# [Your objective]
Output the full listing below exactly, without the pictures.

# [Supplied entries]

>>>

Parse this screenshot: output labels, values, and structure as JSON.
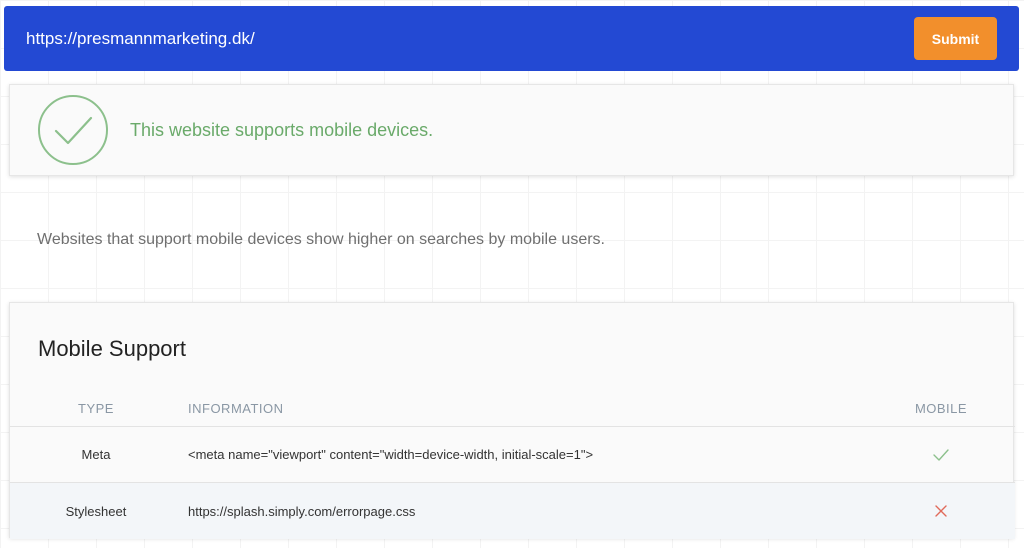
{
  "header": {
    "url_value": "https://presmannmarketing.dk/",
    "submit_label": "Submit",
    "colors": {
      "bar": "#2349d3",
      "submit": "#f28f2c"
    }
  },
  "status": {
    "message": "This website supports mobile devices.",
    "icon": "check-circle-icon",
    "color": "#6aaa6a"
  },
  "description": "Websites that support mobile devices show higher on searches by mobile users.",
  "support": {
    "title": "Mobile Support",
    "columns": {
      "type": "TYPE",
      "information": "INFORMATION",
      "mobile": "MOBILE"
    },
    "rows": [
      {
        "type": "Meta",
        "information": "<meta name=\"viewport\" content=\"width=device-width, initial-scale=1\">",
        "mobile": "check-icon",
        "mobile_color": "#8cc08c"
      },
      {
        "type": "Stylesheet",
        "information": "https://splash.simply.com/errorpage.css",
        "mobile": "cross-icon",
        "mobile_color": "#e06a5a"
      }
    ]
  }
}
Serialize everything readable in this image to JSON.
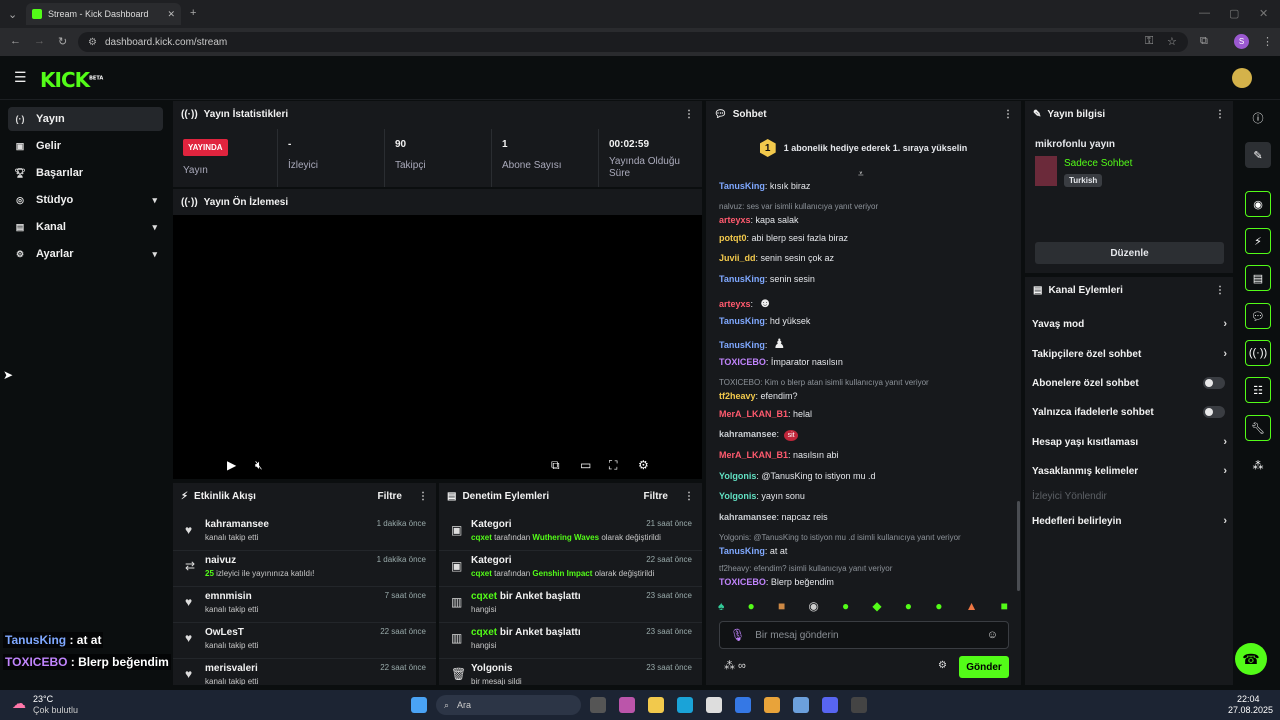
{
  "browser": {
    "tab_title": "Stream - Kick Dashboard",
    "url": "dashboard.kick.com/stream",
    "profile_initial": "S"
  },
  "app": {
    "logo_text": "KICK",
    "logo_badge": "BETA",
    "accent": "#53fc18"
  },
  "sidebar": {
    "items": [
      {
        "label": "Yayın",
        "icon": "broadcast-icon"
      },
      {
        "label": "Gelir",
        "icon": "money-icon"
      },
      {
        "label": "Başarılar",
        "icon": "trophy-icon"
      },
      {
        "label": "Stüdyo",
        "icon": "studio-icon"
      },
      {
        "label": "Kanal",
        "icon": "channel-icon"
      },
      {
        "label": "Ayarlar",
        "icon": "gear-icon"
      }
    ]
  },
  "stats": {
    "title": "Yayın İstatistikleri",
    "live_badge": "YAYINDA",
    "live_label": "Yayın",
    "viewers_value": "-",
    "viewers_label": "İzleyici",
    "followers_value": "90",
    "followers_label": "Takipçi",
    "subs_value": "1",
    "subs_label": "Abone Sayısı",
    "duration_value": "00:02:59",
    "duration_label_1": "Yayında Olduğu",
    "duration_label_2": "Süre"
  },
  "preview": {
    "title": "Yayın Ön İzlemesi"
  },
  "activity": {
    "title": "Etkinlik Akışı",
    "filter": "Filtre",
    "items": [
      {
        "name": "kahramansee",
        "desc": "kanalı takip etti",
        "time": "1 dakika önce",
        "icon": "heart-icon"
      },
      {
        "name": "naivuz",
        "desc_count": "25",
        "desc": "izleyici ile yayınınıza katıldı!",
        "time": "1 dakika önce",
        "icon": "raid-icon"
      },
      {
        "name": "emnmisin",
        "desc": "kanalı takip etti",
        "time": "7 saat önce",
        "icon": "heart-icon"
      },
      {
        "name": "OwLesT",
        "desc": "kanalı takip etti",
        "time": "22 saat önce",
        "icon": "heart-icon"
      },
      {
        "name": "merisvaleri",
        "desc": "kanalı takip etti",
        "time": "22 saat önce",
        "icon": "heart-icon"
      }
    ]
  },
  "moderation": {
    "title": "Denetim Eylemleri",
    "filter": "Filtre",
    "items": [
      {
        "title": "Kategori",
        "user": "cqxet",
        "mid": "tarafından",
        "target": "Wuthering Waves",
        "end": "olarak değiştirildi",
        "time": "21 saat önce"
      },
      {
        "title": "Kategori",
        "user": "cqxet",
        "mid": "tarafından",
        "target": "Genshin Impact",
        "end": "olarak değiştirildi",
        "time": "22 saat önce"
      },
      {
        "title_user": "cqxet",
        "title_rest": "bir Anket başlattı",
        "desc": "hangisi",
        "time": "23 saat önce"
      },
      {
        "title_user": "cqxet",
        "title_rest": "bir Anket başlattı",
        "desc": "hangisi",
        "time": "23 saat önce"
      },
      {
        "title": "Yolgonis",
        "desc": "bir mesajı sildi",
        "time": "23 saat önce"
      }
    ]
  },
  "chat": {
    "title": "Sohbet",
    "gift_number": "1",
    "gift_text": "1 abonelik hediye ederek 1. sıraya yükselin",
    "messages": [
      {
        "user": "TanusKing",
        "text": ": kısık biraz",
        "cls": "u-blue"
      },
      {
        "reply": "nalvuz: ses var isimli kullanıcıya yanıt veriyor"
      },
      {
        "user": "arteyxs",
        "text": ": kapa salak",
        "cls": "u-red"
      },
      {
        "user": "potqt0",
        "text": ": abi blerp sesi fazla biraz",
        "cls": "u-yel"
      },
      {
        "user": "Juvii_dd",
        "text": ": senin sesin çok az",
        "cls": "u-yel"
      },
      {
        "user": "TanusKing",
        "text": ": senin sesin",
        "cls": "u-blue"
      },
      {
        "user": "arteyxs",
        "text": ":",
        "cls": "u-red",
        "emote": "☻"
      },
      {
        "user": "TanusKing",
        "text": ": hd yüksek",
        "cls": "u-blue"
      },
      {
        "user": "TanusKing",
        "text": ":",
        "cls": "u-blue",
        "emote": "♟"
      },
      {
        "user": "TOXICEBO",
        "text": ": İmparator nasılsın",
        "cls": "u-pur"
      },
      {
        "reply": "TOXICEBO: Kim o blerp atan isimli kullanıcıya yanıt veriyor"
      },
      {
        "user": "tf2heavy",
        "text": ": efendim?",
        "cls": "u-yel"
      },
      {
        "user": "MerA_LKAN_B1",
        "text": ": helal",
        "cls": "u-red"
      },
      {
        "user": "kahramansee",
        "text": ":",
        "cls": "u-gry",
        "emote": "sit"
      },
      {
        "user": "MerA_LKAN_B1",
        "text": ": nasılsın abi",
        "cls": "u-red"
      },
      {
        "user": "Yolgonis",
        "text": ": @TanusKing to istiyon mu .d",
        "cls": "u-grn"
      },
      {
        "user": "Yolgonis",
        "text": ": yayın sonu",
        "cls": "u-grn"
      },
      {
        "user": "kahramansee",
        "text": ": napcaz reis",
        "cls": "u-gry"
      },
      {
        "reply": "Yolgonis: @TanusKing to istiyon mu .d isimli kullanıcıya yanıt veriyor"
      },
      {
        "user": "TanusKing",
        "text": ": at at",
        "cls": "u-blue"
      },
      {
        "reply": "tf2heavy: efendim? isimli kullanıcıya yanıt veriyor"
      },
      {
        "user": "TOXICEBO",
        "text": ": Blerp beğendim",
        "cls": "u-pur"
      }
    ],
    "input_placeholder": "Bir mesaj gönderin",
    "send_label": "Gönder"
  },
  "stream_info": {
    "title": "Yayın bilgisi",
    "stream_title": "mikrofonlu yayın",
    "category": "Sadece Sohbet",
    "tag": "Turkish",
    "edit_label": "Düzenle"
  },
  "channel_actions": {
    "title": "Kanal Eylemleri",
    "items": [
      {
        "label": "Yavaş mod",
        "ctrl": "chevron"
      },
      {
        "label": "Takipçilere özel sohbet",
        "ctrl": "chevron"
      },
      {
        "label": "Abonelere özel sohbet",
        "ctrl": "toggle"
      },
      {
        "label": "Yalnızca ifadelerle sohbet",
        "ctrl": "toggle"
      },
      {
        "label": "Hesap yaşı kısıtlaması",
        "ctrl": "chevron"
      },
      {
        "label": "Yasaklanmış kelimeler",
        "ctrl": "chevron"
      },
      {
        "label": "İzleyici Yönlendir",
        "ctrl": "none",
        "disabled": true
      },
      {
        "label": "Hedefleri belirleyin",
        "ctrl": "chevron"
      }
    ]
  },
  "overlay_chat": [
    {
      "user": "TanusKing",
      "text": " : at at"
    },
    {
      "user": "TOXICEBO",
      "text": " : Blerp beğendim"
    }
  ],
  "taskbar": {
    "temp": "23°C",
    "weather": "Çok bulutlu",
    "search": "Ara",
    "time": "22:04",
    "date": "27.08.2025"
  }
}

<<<

# [Response box]
Parse this screenshot: output labels, values, and structure as JSON.
{
  "header": {
    "url_value": "https://presmannmarketing.dk/",
    "submit_label": "Submit",
    "colors": {
      "bar": "#2349d3",
      "submit": "#f28f2c"
    }
  },
  "status": {
    "message": "This website supports mobile devices.",
    "icon": "check-circle-icon",
    "color": "#6aaa6a"
  },
  "description": "Websites that support mobile devices show higher on searches by mobile users.",
  "support": {
    "title": "Mobile Support",
    "columns": {
      "type": "TYPE",
      "information": "INFORMATION",
      "mobile": "MOBILE"
    },
    "rows": [
      {
        "type": "Meta",
        "information": "<meta name=\"viewport\" content=\"width=device-width, initial-scale=1\">",
        "mobile": "check-icon",
        "mobile_color": "#8cc08c"
      },
      {
        "type": "Stylesheet",
        "information": "https://splash.simply.com/errorpage.css",
        "mobile": "cross-icon",
        "mobile_color": "#e06a5a"
      }
    ]
  }
}
Serialize everything readable in this image to JSON.
{
  "browser": {
    "tab_title": "Stream - Kick Dashboard",
    "url": "dashboard.kick.com/stream",
    "profile_initial": "S"
  },
  "app": {
    "logo_text": "KICK",
    "logo_badge": "BETA",
    "accent": "#53fc18"
  },
  "sidebar": {
    "items": [
      {
        "label": "Yayın",
        "icon": "broadcast-icon"
      },
      {
        "label": "Gelir",
        "icon": "money-icon"
      },
      {
        "label": "Başarılar",
        "icon": "trophy-icon"
      },
      {
        "label": "Stüdyo",
        "icon": "studio-icon"
      },
      {
        "label": "Kanal",
        "icon": "channel-icon"
      },
      {
        "label": "Ayarlar",
        "icon": "gear-icon"
      }
    ]
  },
  "stats": {
    "title": "Yayın İstatistikleri",
    "live_badge": "YAYINDA",
    "live_label": "Yayın",
    "viewers_value": "-",
    "viewers_label": "İzleyici",
    "followers_value": "90",
    "followers_label": "Takipçi",
    "subs_value": "1",
    "subs_label": "Abone Sayısı",
    "duration_value": "00:02:59",
    "duration_label_1": "Yayında Olduğu",
    "duration_label_2": "Süre"
  },
  "preview": {
    "title": "Yayın Ön İzlemesi"
  },
  "activity": {
    "title": "Etkinlik Akışı",
    "filter": "Filtre",
    "items": [
      {
        "name": "kahramansee",
        "desc": "kanalı takip etti",
        "time": "1 dakika önce",
        "icon": "heart-icon"
      },
      {
        "name": "naivuz",
        "desc_count": "25",
        "desc": "izleyici ile yayınınıza katıldı!",
        "time": "1 dakika önce",
        "icon": "raid-icon"
      },
      {
        "name": "emnmisin",
        "desc": "kanalı takip etti",
        "time": "7 saat önce",
        "icon": "heart-icon"
      },
      {
        "name": "OwLesT",
        "desc": "kanalı takip etti",
        "time": "22 saat önce",
        "icon": "heart-icon"
      },
      {
        "name": "merisvaleri",
        "desc": "kanalı takip etti",
        "time": "22 saat önce",
        "icon": "heart-icon"
      }
    ]
  },
  "moderation": {
    "title": "Denetim Eylemleri",
    "filter": "Filtre",
    "items": [
      {
        "title": "Kategori",
        "user": "cqxet",
        "mid": "tarafından",
        "target": "Wuthering Waves",
        "end": "olarak değiştirildi",
        "time": "21 saat önce"
      },
      {
        "title": "Kategori",
        "user": "cqxet",
        "mid": "tarafından",
        "target": "Genshin Impact",
        "end": "olarak değiştirildi",
        "time": "22 saat önce"
      },
      {
        "title_user": "cqxet",
        "title_rest": "bir Anket başlattı",
        "desc": "hangisi",
        "time": "23 saat önce"
      },
      {
        "title_user": "cqxet",
        "title_rest": "bir Anket başlattı",
        "desc": "hangisi",
        "time": "23 saat önce"
      },
      {
        "title": "Yolgonis",
        "desc": "bir mesajı sildi",
        "time": "23 saat önce"
      }
    ]
  },
  "chat": {
    "title": "Sohbet",
    "gift_number": "1",
    "gift_text": "1 abonelik hediye ederek 1. sıraya yükselin",
    "messages": [
      {
        "user": "TanusKing",
        "text": ": kısık biraz",
        "cls": "u-blue"
      },
      {
        "reply": "nalvuz: ses var isimli kullanıcıya yanıt veriyor"
      },
      {
        "user": "arteyxs",
        "text": ": kapa salak",
        "cls": "u-red"
      },
      {
        "user": "potqt0",
        "text": ": abi blerp sesi fazla biraz",
        "cls": "u-yel"
      },
      {
        "user": "Juvii_dd",
        "text": ": senin sesin çok az",
        "cls": "u-yel"
      },
      {
        "user": "TanusKing",
        "text": ": senin sesin",
        "cls": "u-blue"
      },
      {
        "user": "arteyxs",
        "text": ":",
        "cls": "u-red",
        "emote": "☻"
      },
      {
        "user": "TanusKing",
        "text": ": hd yüksek",
        "cls": "u-blue"
      },
      {
        "user": "TanusKing",
        "text": ":",
        "cls": "u-blue",
        "emote": "♟"
      },
      {
        "user": "TOXICEBO",
        "text": ": İmparator nasılsın",
        "cls": "u-pur"
      },
      {
        "reply": "TOXICEBO: Kim o blerp atan isimli kullanıcıya yanıt veriyor"
      },
      {
        "user": "tf2heavy",
        "text": ": efendim?",
        "cls": "u-yel"
      },
      {
        "user": "MerA_LKAN_B1",
        "text": ": helal",
        "cls": "u-red"
      },
      {
        "user": "kahramansee",
        "text": ":",
        "cls": "u-gry",
        "emote": "sit"
      },
      {
        "user": "MerA_LKAN_B1",
        "text": ": nasılsın abi",
        "cls": "u-red"
      },
      {
        "user": "Yolgonis",
        "text": ": @TanusKing to istiyon mu .d",
        "cls": "u-grn"
      },
      {
        "user": "Yolgonis",
        "text": ": yayın sonu",
        "cls": "u-grn"
      },
      {
        "user": "kahramansee",
        "text": ": napcaz reis",
        "cls": "u-gry"
      },
      {
        "reply": "Yolgonis: @TanusKing to istiyon mu .d isimli kullanıcıya yanıt veriyor"
      },
      {
        "user": "TanusKing",
        "text": ": at at",
        "cls": "u-blue"
      },
      {
        "reply": "tf2heavy: efendim? isimli kullanıcıya yanıt veriyor"
      },
      {
        "user": "TOXICEBO",
        "text": ": Blerp beğendim",
        "cls": "u-pur"
      }
    ],
    "input_placeholder": "Bir mesaj gönderin",
    "send_label": "Gönder"
  },
  "stream_info": {
    "title": "Yayın bilgisi",
    "stream_title": "mikrofonlu yayın",
    "category": "Sadece Sohbet",
    "tag": "Turkish",
    "edit_label": "Düzenle"
  },
  "channel_actions": {
    "title": "Kanal Eylemleri",
    "items": [
      {
        "label": "Yavaş mod",
        "ctrl": "chevron"
      },
      {
        "label": "Takipçilere özel sohbet",
        "ctrl": "chevron"
      },
      {
        "label": "Abonelere özel sohbet",
        "ctrl": "toggle"
      },
      {
        "label": "Yalnızca ifadelerle sohbet",
        "ctrl": "toggle"
      },
      {
        "label": "Hesap yaşı kısıtlaması",
        "ctrl": "chevron"
      },
      {
        "label": "Yasaklanmış kelimeler",
        "ctrl": "chevron"
      },
      {
        "label": "İzleyici Yönlendir",
        "ctrl": "none",
        "disabled": true
      },
      {
        "label": "Hedefleri belirleyin",
        "ctrl": "chevron"
      }
    ]
  },
  "overlay_chat": [
    {
      "user": "TanusKing",
      "text": " : at at"
    },
    {
      "user": "TOXICEBO",
      "text": " : Blerp beğendim"
    }
  ],
  "taskbar": {
    "temp": "23°C",
    "weather": "Çok bulutlu",
    "search": "Ara",
    "time": "22:04",
    "date": "27.08.2025"
  }
}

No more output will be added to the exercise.